Based on what The Record and its online component reported this week, that campaign has proved successful; the state store will stay as a downtown anchor. A victory for local retail in a changing retail environment!

These wins of any kind are difficult these days, so congrats to those who helped pull off this one. A state store remaining in a small community’s downtown can’t hurt and can only help the local continuing effort to revitalize Lock Haven’s center city commerce area.

While on the subject of liquor and the consumer, Down River hears that the return of a state store to Renovo is very much alive (the loss of that Renovo store another story in itself, the shutdown of the old store there and its mystery landlord in the now demolished Knights of Columbus building). So keep your ear open for the return of state-controlled wine and spirits to western Clinton County.

And in addition to the Lock Haven location and prospectively Renovo, why not a state store on Hogan Boulevard where the county’s heaviest traffic flow is seen? The LCB spent more than a few dollars on a study which showed a Hogan Boulevard location would be better for the consumer than trying to find a parking place in downtown Lock Haven and less troublesome for a truck driver trying to get a rig of whiskey up the alley behind the present location. So if Hogan Boulevard makes more sense for a liquor outlet, how about one there too?

Which leads to: Why is the state in the liquor business anyway? Access to liquor could very well be easier if this state didn’t operate as a monopoly (Pennsylvania and Utah the only two states with such a system, we’ve been told).

Liquor store privatization was on the table in Harrisburg as part of the failed budget process for this year and like virtually every other issue of consequence on the state level, legislators chose to kick their bottles of Johnny Walker and Jack Daniels down the road (or in some cases perhaps, drink them).

Nope, nothing of consequence, not privatization, not anything else, came from the Gov. Tom Corbett administration and the current continuing Harrisburg stalemate has produced no wins so far for Democratic Gov. Tom Wolf and the Republican controlled legislature.

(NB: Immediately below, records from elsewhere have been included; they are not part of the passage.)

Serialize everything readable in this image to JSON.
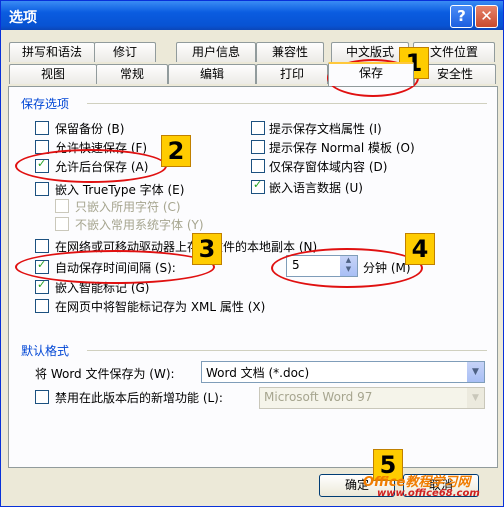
{
  "window": {
    "title": "选项",
    "help": "?",
    "close": "✕"
  },
  "tabs_row1": [
    "拼写和语法",
    "修订",
    "用户信息",
    "兼容性",
    "中文版式",
    "文件位置"
  ],
  "tabs_row2": [
    "视图",
    "常规",
    "编辑",
    "打印",
    "保存",
    "安全性"
  ],
  "save_options": {
    "header": "保存选项",
    "left": [
      {
        "label": "保留备份 (B)",
        "checked": false,
        "disabled": false
      },
      {
        "label": "允许快速保存 (F)",
        "checked": false,
        "disabled": false
      },
      {
        "label": "允许后台保存 (A)",
        "checked": true,
        "disabled": false
      },
      {
        "label": "嵌入 TrueType 字体 (E)",
        "checked": false,
        "disabled": false
      },
      {
        "label": "只嵌入所用字符 (C)",
        "checked": false,
        "disabled": true
      },
      {
        "label": "不嵌入常用系统字体 (Y)",
        "checked": false,
        "disabled": true
      }
    ],
    "right": [
      {
        "label": "提示保存文档属性 (I)",
        "checked": false
      },
      {
        "label": "提示保存 Normal 模板 (O)",
        "checked": false
      },
      {
        "label": "仅保存窗体域内容 (D)",
        "checked": false
      },
      {
        "label": "嵌入语言数据 (U)",
        "checked": true
      }
    ],
    "network_copy": {
      "label": "在网络或可移动驱动器上存储文件的本地副本 (N)",
      "checked": false
    },
    "autosave": {
      "label": "自动保存时间间隔 (S):",
      "checked": true,
      "value": "5",
      "unit": "分钟 (M)"
    },
    "smart_tags": {
      "label": "嵌入智能标记 (G)",
      "checked": true
    },
    "xml_tags": {
      "label": "在网页中将智能标记存为 XML 属性 (X)",
      "checked": false
    }
  },
  "default_format": {
    "header": "默认格式",
    "save_as_label": "将 Word 文件保存为 (W):",
    "save_as_value": "Word 文档 (*.doc)",
    "disable_label": "禁用在此版本后的新增功能 (L):",
    "disable_value": "Microsoft Word 97",
    "disable_checked": false
  },
  "footer": {
    "ok": "确定",
    "cancel": "取消"
  },
  "annotations": [
    "1",
    "2",
    "3",
    "4",
    "5"
  ],
  "watermark": {
    "line1": "Office教程学习网",
    "line2": "www.office68.com"
  },
  "colors": {
    "title_bar": "#0a5ce0",
    "ring": "#e01010",
    "badge": "#ffcc00",
    "active_tab": "#ffc83c"
  }
}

This ongoing Lock Haven vs. Hogan Boulevard chapter only reinforces the view that free enterprise, not bureaucrats or politicians, should determine the public’s access to alcohol. That’s how it’s done in 48 of our 50 states. Pennsylvania shouldn’t be in the alcohol-dispensing business.